The consensus estimate for 3rd quarter GDP growth was 3.4 percent. The reason we beat that number was that the government adjusted the nominal 4.7 percent gain by a mere .8 percent. Had the government assumed a higher rate of inflation, say 2.6 percent (identical to the rate used to deflate second quarter GDP,) the 3rd quarter gain would have been only 2.1 percent, well shy of the consensus forecast. My guess is that inflation is actually running at an annualized rate closer to 10 percent. Therefore using a more honest deflator, the U.S. economy is actually contracting, which would explain the recent anecdotal evidence provided by various economic polls, voter dissatisfaction and consumer sentiment numbers. In fact, if one simply measures U.S. GDP using gold or any other currency, it is clear that we are already in a recession.
Similar illusions are created in other numbers, such as retail sales, corporate earnings, and stock prices, which are all rising merely as a result of actual inflation being higher than the official reports. For example, higher retail sales reflect consumers paying higher prices for the products that they buy. They may in fact be buying less stuff, but are paying more for it. Further, part of the gains result from tourists using their appreciated foreign currencies to buy products cheaper here than they can in the own countries. I have heard about Canadians checking into U.S. hotels with empty suitcases, crossing the border to indulge in weekend shopping sprees.
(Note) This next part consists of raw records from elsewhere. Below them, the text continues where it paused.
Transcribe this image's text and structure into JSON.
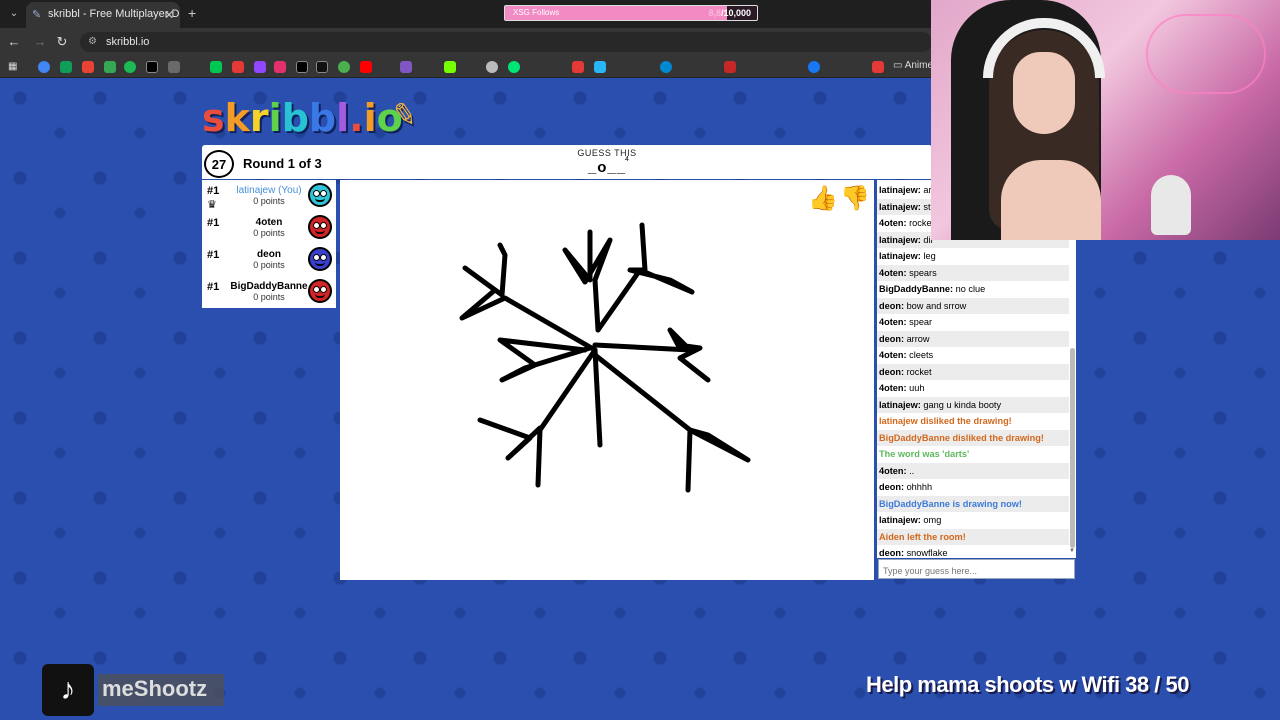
{
  "browser": {
    "tab_title": "skribbl - Free Multiplayer Draw",
    "url": "skribbl.io",
    "bookmark_folder": "Anime"
  },
  "stream_overlay": {
    "follows_label": "XSG Follows",
    "follows_count": "8,8",
    "follows_goal": "/10,000",
    "tiktok_handle": "meShootz",
    "goal_text": "Help mama shoots w Wifi  38 / 50"
  },
  "game": {
    "logo": [
      "s",
      "k",
      "r",
      "i",
      "b",
      "b",
      "l",
      ".",
      "i",
      "o"
    ],
    "timer": "27",
    "round": "Round 1 of 3",
    "guess_label": "GUESS THIS",
    "word_hint": "_o__",
    "letter_count": "4",
    "players": [
      {
        "rank": "#1",
        "name": "latinajew (You)",
        "points": "0 points",
        "color": "#2ec6d6",
        "is_you": true
      },
      {
        "rank": "#1",
        "name": "4oten",
        "points": "0 points",
        "color": "#d32525",
        "is_you": false
      },
      {
        "rank": "#1",
        "name": "deon",
        "points": "0 points",
        "color": "#3a3fd0",
        "is_you": false
      },
      {
        "rank": "#1",
        "name": "BigDaddyBanne",
        "points": "0 points",
        "color": "#d32525",
        "is_you": false
      }
    ],
    "chat": [
      {
        "user": "latinajew:",
        "text": " ar",
        "type": "normal"
      },
      {
        "user": "latinajew:",
        "text": " st",
        "type": "normal"
      },
      {
        "user": "4oten:",
        "text": " rocke",
        "type": "normal"
      },
      {
        "user": "latinajew:",
        "text": " dir",
        "type": "normal"
      },
      {
        "user": "latinajew:",
        "text": " leg",
        "type": "normal"
      },
      {
        "user": "4oten:",
        "text": " spears",
        "type": "normal"
      },
      {
        "user": "BigDaddyBanne:",
        "text": " no clue",
        "type": "normal"
      },
      {
        "user": "deon:",
        "text": " bow and srrow",
        "type": "normal"
      },
      {
        "user": "4oten:",
        "text": " spear",
        "type": "normal"
      },
      {
        "user": "deon:",
        "text": " arrow",
        "type": "normal"
      },
      {
        "user": "4oten:",
        "text": " cleets",
        "type": "normal"
      },
      {
        "user": "deon:",
        "text": " rocket",
        "type": "normal"
      },
      {
        "user": "4oten:",
        "text": " uuh",
        "type": "normal"
      },
      {
        "user": "latinajew:",
        "text": " gang u kinda booty",
        "type": "normal"
      },
      {
        "user": "",
        "text": "latinajew disliked the drawing!",
        "type": "orange"
      },
      {
        "user": "",
        "text": "BigDaddyBanne disliked the drawing!",
        "type": "orange"
      },
      {
        "user": "",
        "text": "The word was 'darts'",
        "type": "green"
      },
      {
        "user": "4oten:",
        "text": " ..",
        "type": "normal"
      },
      {
        "user": "deon:",
        "text": " ohhhh",
        "type": "normal"
      },
      {
        "user": "",
        "text": "BigDaddyBanne is drawing now!",
        "type": "blue"
      },
      {
        "user": "latinajew:",
        "text": " omg",
        "type": "normal"
      },
      {
        "user": "",
        "text": "Aiden left the room!",
        "type": "orange"
      },
      {
        "user": "deon:",
        "text": " snowflake",
        "type": "normal"
      }
    ],
    "chat_placeholder": "Type your guess here..."
  },
  "colors": {
    "logo": [
      "#e94d3c",
      "#f39c26",
      "#f5d327",
      "#5dd24a",
      "#27c2d3",
      "#3a78e6",
      "#a35be0",
      "#e94d3c",
      "#f39c26",
      "#5dd24a"
    ]
  }
}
Corporate earnings, particularly those of multi-nationals, are padded as their foreign currency denominated earnings translate into more dollars when those earnings are repatriated. However, such gains are illusions, as companies merely earn more dollars of diminished value for the goods they sell. The actual volume of exports does not necessarily improve much, as evidenced by weak industrial production and manufacturing employment. When those additional debased dollars are paid out as dividends, they confer no real increase in global purchasing power to shareholders.
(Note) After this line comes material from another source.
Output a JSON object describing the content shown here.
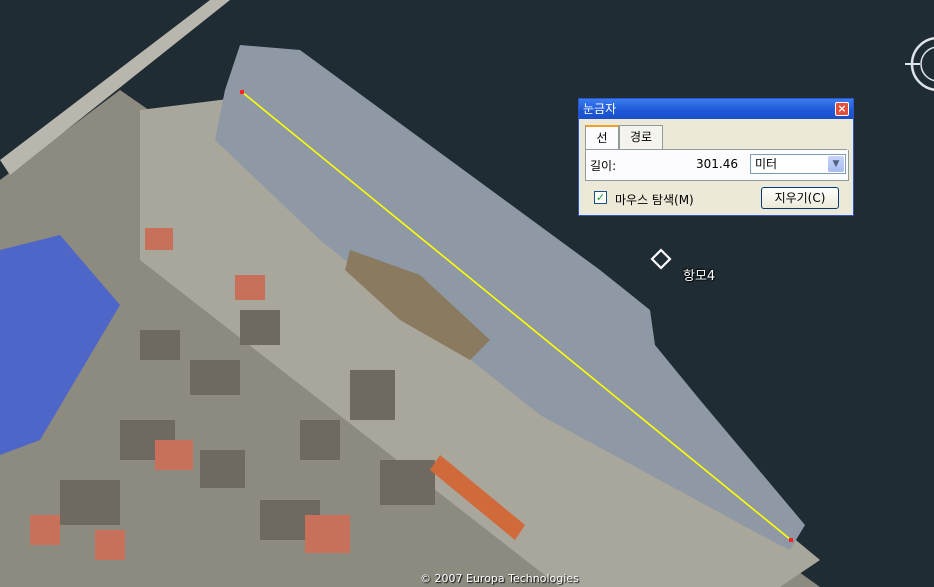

Similarly, just as inflation causes prices to rise for goods and services it causes stock prices to rise as well. Though such gains may be less than the actual increase in the cost of living, as long as the government gets away with using bogus CPI numbers which fail to fully reflect inflation, Wall Street takes credit for nominal gains as if they were real.
However, as ridiculous as the phony GDP number was, yesterday’s biggest joke was a report on global competitiveness put out by the World Economic Forum in Davos, Switzerland, which ranked the U.S. economy as the world’s most competitive. To arrive at this conclusion, the forum has obliterated the obvious under a mountain of theory. In determining country rankings, the WEF weighed strengths in their "12 Pillars of Competitiveness", including: institutions, infrastructure, macroeconomic stability, health and primary education, higher education and training, goods market efficiency, labor market efficiency, financial market sophistication, technological readiness, market size, business sophistication and innovation. Completely ignored however are the measurable results of competitiveness, notably a trade surplus and a strong currency.
It is as if the WEF decided to judge a weight loss contest without using a scale, by instead focusing only on mental attitude, dedication, perseverance, and nutritional education! As a result the prize is awarded to the fattest contestant. Based on the empirical evidence of a gargantuan trade deficit, staggering global indebtedness, and a declining currency, the United States is clearly not the most competitive economy in the world.
Peter D. Schiff (firstname.lastname@example.org) is president of Euro Pacific Capital, Inc of Darien, Connecticut, USA. He publishes the free, on-line investment newsletter http://www.europac.net/newsletter/newsletter.asp